The other day I was asked by a Sufi practitioner who is also a Jewish scholar: “where did you first wrote about the term “Deep Ecumenism?” He reminded me that the late Rabbi Zalman Schachter-Shalomi, who was one of his mentors, loved my term “Deep Ecumenism” and was a pioneer in it used the term extensively.
I told him how my first use of the term was in my book The Coming of the Cosmic Christ, chapter 29, “The Cosmic Christ and Deep Ecumenism,” published in 1988. The book appeared at the very time I was silenced by the Vatican for a year (it turned out to be fourteen months actually). I relay in that chapter how I invented the term from Johanna Macy’s teaching of “Deep Ecology” which was not just ecology for politics sake but ecology with a spiritual dimension to it.
I thought I had answered his question sufficiently, but then I got to thinking: This is my first use of the term, but it is not the first use of the consciousness of Deep Ecumenism—nor the last. Deep Ecumenism has been following me like a shadow—or an angel—for a very long time.
For example, in 1981 I edited a book, Western Spirituality: Historical Roots Ecumenical Routes where I show how Creation Spirituality has a long history in the West beginning with the Hebrew Bible and its teachings on “kingship” and “royal person” and more.
While the first part of the book treats “Historical Roots,” the second part offers essays on “Ecumenical Routes.”
I dedicate the book “to Thomas Merton, a Catholic monk, and Rabbi Abraham Heschel, a rabbinic prophet, two persons with the courage to explore their roots and worldwide routes.
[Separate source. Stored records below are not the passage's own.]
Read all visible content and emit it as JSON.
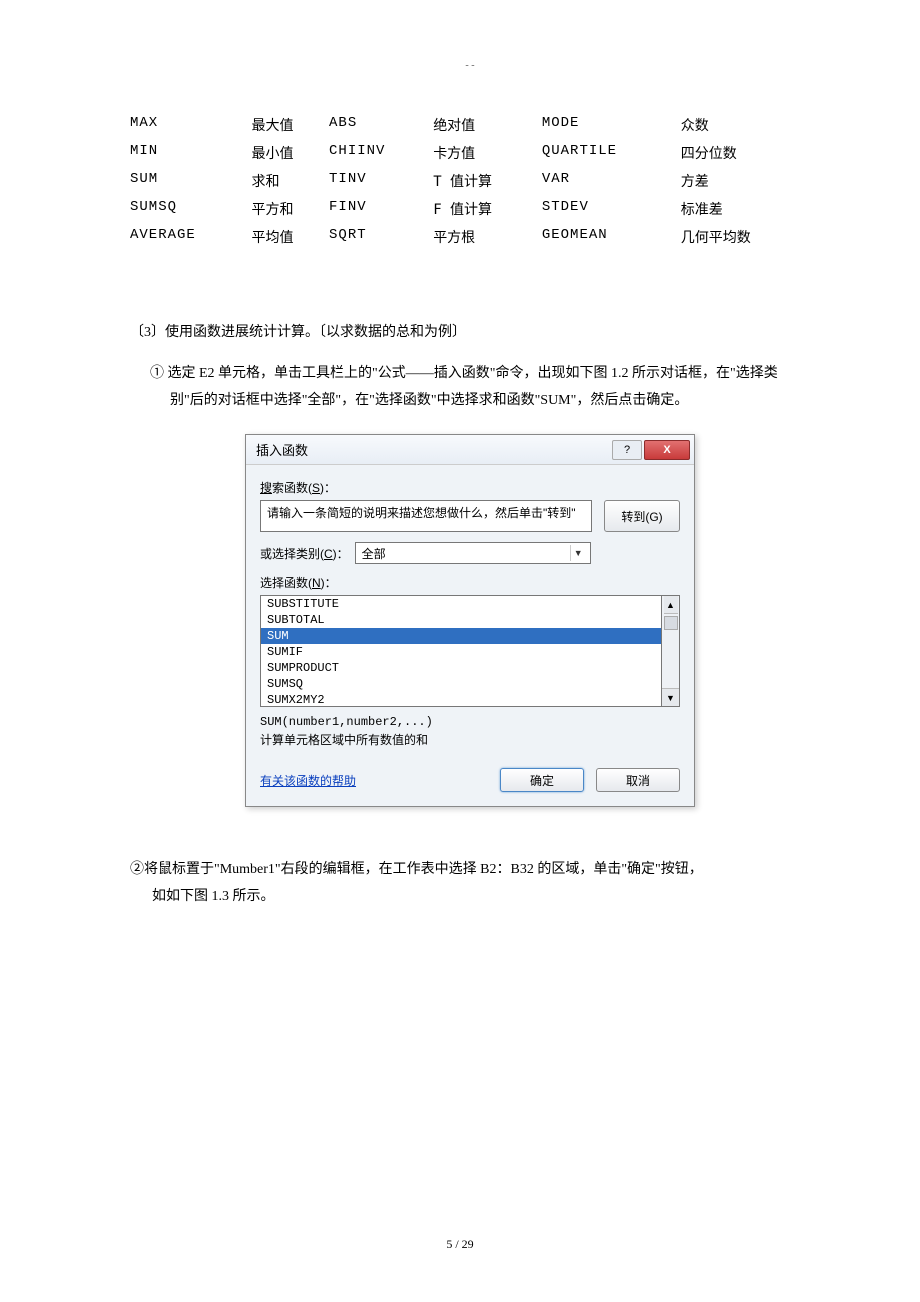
{
  "header_mark": "- -",
  "func_table": {
    "rows": [
      [
        "MAX",
        "最大值",
        "ABS",
        "绝对值",
        "MODE",
        "众数"
      ],
      [
        "MIN",
        "最小值",
        "CHIINV",
        "卡方值",
        "QUARTILE",
        "四分位数"
      ],
      [
        "SUM",
        "求和",
        "TINV",
        "T 值计算",
        "VAR",
        "方差"
      ],
      [
        "SUMSQ",
        "平方和",
        "FINV",
        "F 值计算",
        "STDEV",
        "标准差"
      ],
      [
        "AVERAGE",
        "平均值",
        "SQRT",
        "平方根",
        "GEOMEAN",
        "几何平均数"
      ]
    ]
  },
  "section3_title": "〔3〕使用函数进展统计计算。〔以求数据的总和为例〕",
  "step1": "①  选定 E2 单元格，单击工具栏上的\"公式——插入函数\"命令，出现如下图 1.2 所示对话框，在\"选择类别\"后的对话框中选择\"全部\"，在\"选择函数\"中选择求和函数\"SUM\"，然后点击确定。",
  "dialog": {
    "title": "插入函数",
    "help_icon": "?",
    "close_icon": "X",
    "search_label": "搜索函数(S)：",
    "search_placeholder": "请输入一条简短的说明来描述您想做什么，然后单击\"转到\"",
    "goto_btn": "转到(G)",
    "category_label": "或选择类别(C)：",
    "category_value": "全部",
    "select_label": "选择函数(N)：",
    "list_items": [
      {
        "text": "SUBSTITUTE",
        "selected": false
      },
      {
        "text": "SUBTOTAL",
        "selected": false
      },
      {
        "text": "SUM",
        "selected": true
      },
      {
        "text": "SUMIF",
        "selected": false
      },
      {
        "text": "SUMPRODUCT",
        "selected": false
      },
      {
        "text": "SUMSQ",
        "selected": false
      },
      {
        "text": "SUMX2MY2",
        "selected": false
      }
    ],
    "syntax": "SUM(number1,number2,...)",
    "description": "计算单元格区域中所有数值的和",
    "help_link": "有关该函数的帮助",
    "ok_btn": "确定",
    "cancel_btn": "取消"
  },
  "step2_line1": "②将鼠标置于\"Mumber1\"右段的编辑框，在工作表中选择 B2：B32 的区域，单击\"确定\"按钮，",
  "step2_line2": "如如下图 1.3 所示。",
  "page_number": "5  / 29"
}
May we never forget them or their courage.” To be continued
See Matthew Fox, The Coming of the Cosmic Christ, pp. 228-242.
And Matthew Fox, Western Spirituality: Historical Roots, Ecumenical Routes.
To read the transcript of Matthew Fox’s video teaching, click HERE.
Banner Image: “Faiths of the World by TomTom.” Photo by Chris Christian on Flickr.
Queries for Contemplation
How do you practice Deep Ecumenism? Will humanity survive, will the planet as we know it survive, without Deep Ecumenism?
The Hidden Spirituality of Men: Ten Metaphors to Awaken the Sacred Masculine
To awaken what Fox calls “the sacred masculine,” he unearths ten metaphors, or archetypes, ranging from the Green Man, an ancient pagan symbol of our fundamental relationship with nature, to the Spiritual Warrior….These timeless archetypes can inspire men to pursue their higher calling to connect to their deepest selves and to reinvent the world.
“Every man on this planet should read this book — not to mention every woman who wants to understand the struggles, often unconscious, that shape the men they know.” — Rabbi Michael Lerner, author of The Left Hand of God
The Coming of the Cosmic Christ: The Healing of Mother Earth and the Birth of a Global Renaissance
In what may be considered the most comprehensive outline of the Christian paradigm shift of our Age, Matthew Fox eloquently foreshadows the manner in which the spirit of Christ resurrects in terms of the return to an earth-based mysticism, the expression of creativity, mystical sexuality, the respect due the young, the rebirth of effective forms of worship—all of these mirroring the ongoing blessings of Mother Earth and the recovery of Eros, the feminine aspect of the Divine.
“The eighth wonder of the world…convincing proof that our Western religious tradition does indeed have the depth of imagination to reinvent its faith.” — Brian Swimme, author of The Universe Story and Journey of the Universe.
In this book, Fox gathers scholars from various cultures and traditions such as Helen Kenik, Jon Sobrino, Nicolas Berdyaev, Rosemary Ruether, M. D. Chenu, Mary Jose Hobday, Ronald Miller, Monika Hellwig, James Kenney, Justin O’Brien and others to approach creation spirituality from many traditions and many angles.
“An exciting and important book…a pleasant alternative to the oppressive burden of the fall/redemption tradition.” ~ New Review of Books and Religion